Pakistan Insists Its Nuclear Arsenal Is Secure
( Los Angeles Times ) - Facing mounting international concern over how Pakistan safeguards its nuclear arsenal, military officials Saturday insisted their system was fail-safe and that the weapons would never fall into the hands of extremists.
Retired Lt. Gen. Khalid Kidwai said his nation's nuclear security apparatus is "second to none," with a strictly controlled military chain of command, checks and balances, and monitoring of scientists and others with sensitive knowledge.
"There is no conceivable scenario that Pakistan's military weapons are going to fall into the hands of extremists," he told foreign journalists in a briefing at the Chaklala military garrison here. "The weapons are absolutely safe and secure."
Kidwai, who heads the Strategic Plans Division that handles Pakistan's nuclear program, acknowledged that officials had become more alert to threats posed from within the volatile South Asian nation -- including political turmoil and a rising terrorist threat. Some international experts have questioned whether Pakistan's security is adequate to prevent nuclear material from falling into the hands of extremists.
The country was shaken by the assassination of opposition leader Benazir Bhutto last month, an attack many here believe was carried out by government forces. The crime is under investigation, though officials have blamed Taliban militants. Meanwhile, the military has been waging waged war with Taliban and other Islamic extremists along its border with Afghanistan.
President Pervez Musharraf, on an eight-day trip to Europe, has faced questions about Pakistan's nuclear program. He has said that the only way weapons could become endangered is if religious militants were to rout the army or come to power in elections. He said neither was "remotely possible."
Pakistan's nuclear question has been an issue in U.S. presidential debates.
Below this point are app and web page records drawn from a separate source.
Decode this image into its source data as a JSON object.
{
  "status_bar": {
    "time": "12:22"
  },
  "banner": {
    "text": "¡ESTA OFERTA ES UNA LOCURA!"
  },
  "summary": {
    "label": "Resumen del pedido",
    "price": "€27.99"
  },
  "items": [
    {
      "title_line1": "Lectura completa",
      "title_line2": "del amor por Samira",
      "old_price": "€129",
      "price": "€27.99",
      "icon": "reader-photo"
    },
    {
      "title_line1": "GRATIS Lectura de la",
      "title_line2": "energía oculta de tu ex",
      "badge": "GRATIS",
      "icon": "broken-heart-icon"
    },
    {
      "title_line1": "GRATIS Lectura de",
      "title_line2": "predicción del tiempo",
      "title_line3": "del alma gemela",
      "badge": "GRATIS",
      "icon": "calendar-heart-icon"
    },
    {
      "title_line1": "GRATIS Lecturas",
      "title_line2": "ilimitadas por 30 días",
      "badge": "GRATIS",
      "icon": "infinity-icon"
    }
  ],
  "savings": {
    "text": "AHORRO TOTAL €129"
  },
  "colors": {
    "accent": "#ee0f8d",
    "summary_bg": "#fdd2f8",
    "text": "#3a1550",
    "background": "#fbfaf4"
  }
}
Sen. Hillary Rodham Clinton suggested that Pakistan's estimated 50 nuclear warheads should be safeguarded by a joint U.S.-British security team.
On Saturday, Kidwai said Pakistan's arsenal was in the safe hands of 10,000 soldiers who secure facilities and provide intelligence under a control system headed by top military and political leaders.
"We are capable of thwarting all types of threats, from insider, outsider, or a combination," he said.
The military has also improved its transportation of nuclear materials. Kidwai said there are 800 incidents a year internationally involving the illegal transportation of illicit radioactive materials.
"None of them," he said, "are in Pakistan."
Pakistan detonated its first nuclear weapon in 1998.
Its security program was tightened in light of a scandal in 2003 involving the father of the Pakistani bomb, Abdul Qadeer Khan, who sold nuclear weapons designs and components to Iran, North Korea and Libya in the 1980s and 1990s for personal gain.
Many experts believe senior Pakistani military and intelligence officials were complicit in Khan's ring. His voice touched with anger, Kidwai on Saturday vehemently defended his military brethren.
"Don't you think that after all these years, at least one name would have surfaced if that was true?" he asked.
Pakistan, a staunch ally in the Bush administration's battle against al-Qaida, has recently launched a public relations campaign to reassure the international community about the safety of its nuclear stockpile. Several U.S. lawmakers visited Pakistan and met Kidwai and other officials.
Sen. Joseph Lieberman, an independent from Connecticut, said he was reassured that there was no danger of the Muslim nation's weapons falling into the hands of militants.
Others question that assessment.
"I don't think we can rest easy given the situation in the country as a whole," said Matthew Bunn, a nuclear expert at Harvard University's Kennedy School of Government.
In the past, he said, some Pakistani military officers had collaborated with extremists plotting to assassinate Musharraf. "If we can't trust the people guarding the president, how can we trust the people guarding the nuclear weapons?" Bunn said. "I believe that their security is impressive, but I also believe it faces impressive threats. I remain worried."
Kenneth Luongo, executive director of the Partnership for Global Security, a Washington-based research organization focusing on weapons of mass destruction, said his group had published an article on the strides Pakistan's nuclear program has made since 1998.
"Their No. 1 vulnerability is people," he said. "It's clear that people in military and physics departments in various universities are more fundamentalist than in the past."
On Saturday, Kidwai said two Pakistani nuclear scientists had met with Osama bin Laden prior to the Sept. 11 terrorist attacks, but they were later cleared of wrongdoing. After the attacks, he said, his nation accepted an American offer of what he called basic training and some materials totaling less than $10 million.
He said Pakistan's nuclear warheads and missiles are so complex that some have 20,000 working parts.
"Even if terrorists got a hold of one of these things, they couldn't use it," Kidwai said. "They're not do-it-yourself kits."